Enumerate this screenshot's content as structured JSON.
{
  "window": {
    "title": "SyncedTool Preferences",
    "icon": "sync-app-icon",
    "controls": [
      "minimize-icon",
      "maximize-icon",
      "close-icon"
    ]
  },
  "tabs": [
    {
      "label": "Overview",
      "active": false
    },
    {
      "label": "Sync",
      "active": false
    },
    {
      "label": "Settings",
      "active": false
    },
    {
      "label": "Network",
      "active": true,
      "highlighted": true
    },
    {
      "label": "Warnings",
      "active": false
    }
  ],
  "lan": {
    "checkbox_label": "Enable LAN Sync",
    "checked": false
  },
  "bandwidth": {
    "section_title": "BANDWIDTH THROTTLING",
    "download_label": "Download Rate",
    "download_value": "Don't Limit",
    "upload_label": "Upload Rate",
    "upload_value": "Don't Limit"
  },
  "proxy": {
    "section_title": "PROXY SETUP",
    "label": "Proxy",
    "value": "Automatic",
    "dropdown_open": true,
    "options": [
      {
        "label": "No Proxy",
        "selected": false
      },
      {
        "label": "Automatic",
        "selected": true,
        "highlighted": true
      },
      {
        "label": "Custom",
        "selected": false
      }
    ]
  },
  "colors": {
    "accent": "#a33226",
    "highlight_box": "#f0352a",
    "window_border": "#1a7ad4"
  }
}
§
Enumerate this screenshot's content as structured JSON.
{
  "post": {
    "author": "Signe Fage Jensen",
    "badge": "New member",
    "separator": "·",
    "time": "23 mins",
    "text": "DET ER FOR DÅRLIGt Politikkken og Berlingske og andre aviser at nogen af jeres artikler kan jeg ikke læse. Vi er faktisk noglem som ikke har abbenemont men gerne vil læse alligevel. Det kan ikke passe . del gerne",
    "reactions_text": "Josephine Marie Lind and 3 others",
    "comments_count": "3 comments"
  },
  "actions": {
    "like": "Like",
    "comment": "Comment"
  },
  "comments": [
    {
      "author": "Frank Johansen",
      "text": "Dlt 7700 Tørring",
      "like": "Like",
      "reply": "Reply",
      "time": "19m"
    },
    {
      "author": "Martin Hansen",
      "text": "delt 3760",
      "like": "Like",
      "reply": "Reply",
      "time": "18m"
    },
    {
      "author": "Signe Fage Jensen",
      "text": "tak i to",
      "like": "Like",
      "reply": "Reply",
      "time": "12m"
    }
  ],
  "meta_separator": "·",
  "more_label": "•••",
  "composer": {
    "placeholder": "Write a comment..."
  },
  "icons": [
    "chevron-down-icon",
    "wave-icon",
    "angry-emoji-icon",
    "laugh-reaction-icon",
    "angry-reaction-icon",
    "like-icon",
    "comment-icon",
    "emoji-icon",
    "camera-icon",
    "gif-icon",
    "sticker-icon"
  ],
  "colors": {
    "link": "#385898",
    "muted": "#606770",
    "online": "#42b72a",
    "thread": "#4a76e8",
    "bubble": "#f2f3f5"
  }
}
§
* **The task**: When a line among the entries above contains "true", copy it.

* **Exercise solution**:
      "active": true,
      "highlighted": true
    "dropdown_open": true,
        "selected": true,
        "highlighted": true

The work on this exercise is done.